■ **WORK TO BE COMPLETED**:
Run through the records and, wherever a line holds the word "skin", return that line.

Stored dataset items

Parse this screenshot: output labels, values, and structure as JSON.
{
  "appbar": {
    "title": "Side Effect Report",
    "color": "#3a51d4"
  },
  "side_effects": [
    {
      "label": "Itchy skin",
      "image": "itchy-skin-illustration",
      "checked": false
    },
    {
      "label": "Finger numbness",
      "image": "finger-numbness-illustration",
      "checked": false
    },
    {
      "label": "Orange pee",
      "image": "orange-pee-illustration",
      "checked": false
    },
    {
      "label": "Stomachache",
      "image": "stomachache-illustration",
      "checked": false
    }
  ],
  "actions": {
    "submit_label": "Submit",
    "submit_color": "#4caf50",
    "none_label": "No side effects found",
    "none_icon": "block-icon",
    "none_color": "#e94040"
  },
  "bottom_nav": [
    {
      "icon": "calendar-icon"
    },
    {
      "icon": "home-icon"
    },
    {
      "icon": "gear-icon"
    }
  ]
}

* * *

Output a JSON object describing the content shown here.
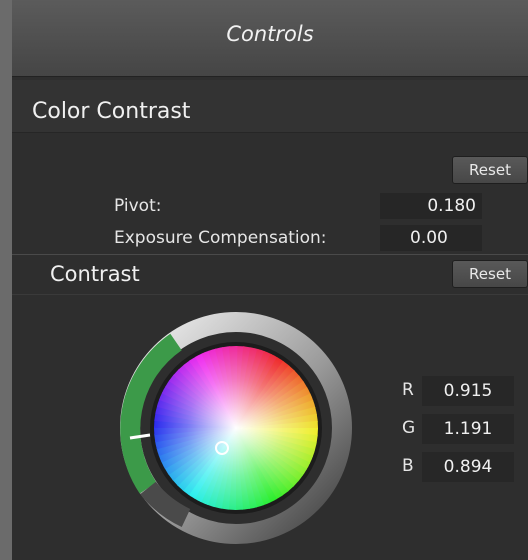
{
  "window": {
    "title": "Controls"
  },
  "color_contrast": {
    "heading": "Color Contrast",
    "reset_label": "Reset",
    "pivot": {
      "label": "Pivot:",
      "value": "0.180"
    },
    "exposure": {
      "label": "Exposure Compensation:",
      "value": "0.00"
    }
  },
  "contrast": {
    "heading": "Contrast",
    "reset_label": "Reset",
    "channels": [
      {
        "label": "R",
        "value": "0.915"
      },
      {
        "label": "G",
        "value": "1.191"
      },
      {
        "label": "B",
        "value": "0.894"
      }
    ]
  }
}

■ **YOUR SOLUTION**:
      "label": "Itchy skin",
      "image": "itchy-skin-illustration",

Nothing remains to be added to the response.